by I just finished reading, How to Give Financial Advice to Women and plan on reading How to Give Financial Advice to Couples by Kathleen Burns Kingsbury. I thoroughly enjoyed the read. The book was written for financial advisors who want to better understand female and couple psychology to connect and communicate more effectively with their clients. But non-professionals, both men and women, can also benefit from the read and glean important insights on ways the financial services industry is evolving.
Throughout the book, I found myself nodding in agreement with many of Kingsbury’s key points, finding them similar to what I’ve learned over the years in my own practice. It’s not unusual that during a consultation the husband will tell me right in front of his wife that she is not really interested in this “stuff.” Or even worse, the wife will say, “Please tell my husband that I really don’t get the investment world.” For the wife to choose not to participate is a mistake. For her male counterpart not to enthusiastically encourage her to participate in the conversation is a bigger mistake. A key reason is that on average women outlive men 5-10 years. Sooner or later women will have to make important financial decisions. If they’re not participating now, when else will they learn to make sound financial decisions?
The notion that women are somehow less able than men to understand the implications of long-term investing decisions is simply not true. Look at it this way: Women are already making most of the short-term budget decisions in the household. They plan the budget, make the grocery list, pay the bills, and manage their household’s day-to-day finances.
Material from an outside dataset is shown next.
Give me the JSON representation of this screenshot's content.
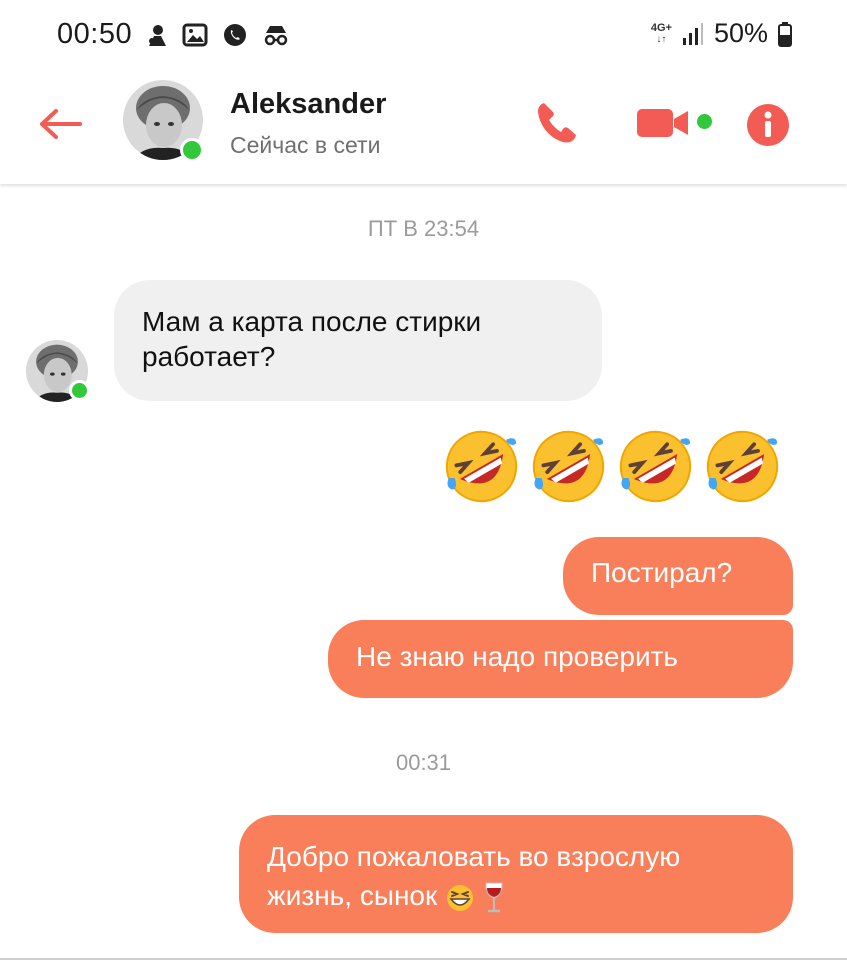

Yet, they lack confidence when it comes to making longer-term decisions about retirement, investing, saving for college and long-term care needs.
To make matters worse, most advisors are lousy listeners, a quality that is important, especially to women. Advisor’s lose as soon as they start blabbing on about an asset manager’s great performance. Women–and most likely men too–immediately tune out. The paradox, or as the media has labeled it, “the female financial paradox,” is that according to the Boston Consulting Group, women are a growing economic force and expected to add about $6 trillion in earned income globally over the next five years. Yet many women lag behind men when it comes to using those assets to plan and build long-term financial security. I particularly liked how Kingsbury organized her book.
In Part 1: Women and Wealth, she considers the psychology of women and wealth. In Part 2: Essential Skills for Advising Affluent Women, Kingsbury spends time discussing the importance of active listening. I’m convinced that a primary weakness of many advisors is their lack of listening skills. Advisors simply have to close their mouths and tune in.
It’s been said that people don’t care how much you know, until they know how much you care. The notion that the advisor has to flaunt how smart he is by rattling off financial factoids to impress his clients erodes the foundation for an impactful conversation.
If you are old enough, you may remember a popular book which sold 50 million copies–Men are from Mars, Women are from Venus, written by relationship counselor John Gray. The book states that most problems between men and women stem from the fact that the genders are just wired differently.
Financial advisors must be aware of the gender differences and tailor their financial advice to fit the needs of their female clients.
For a quick laugh at how one humorist looks at the gender difference, watch this “It’s not about the nail,” video: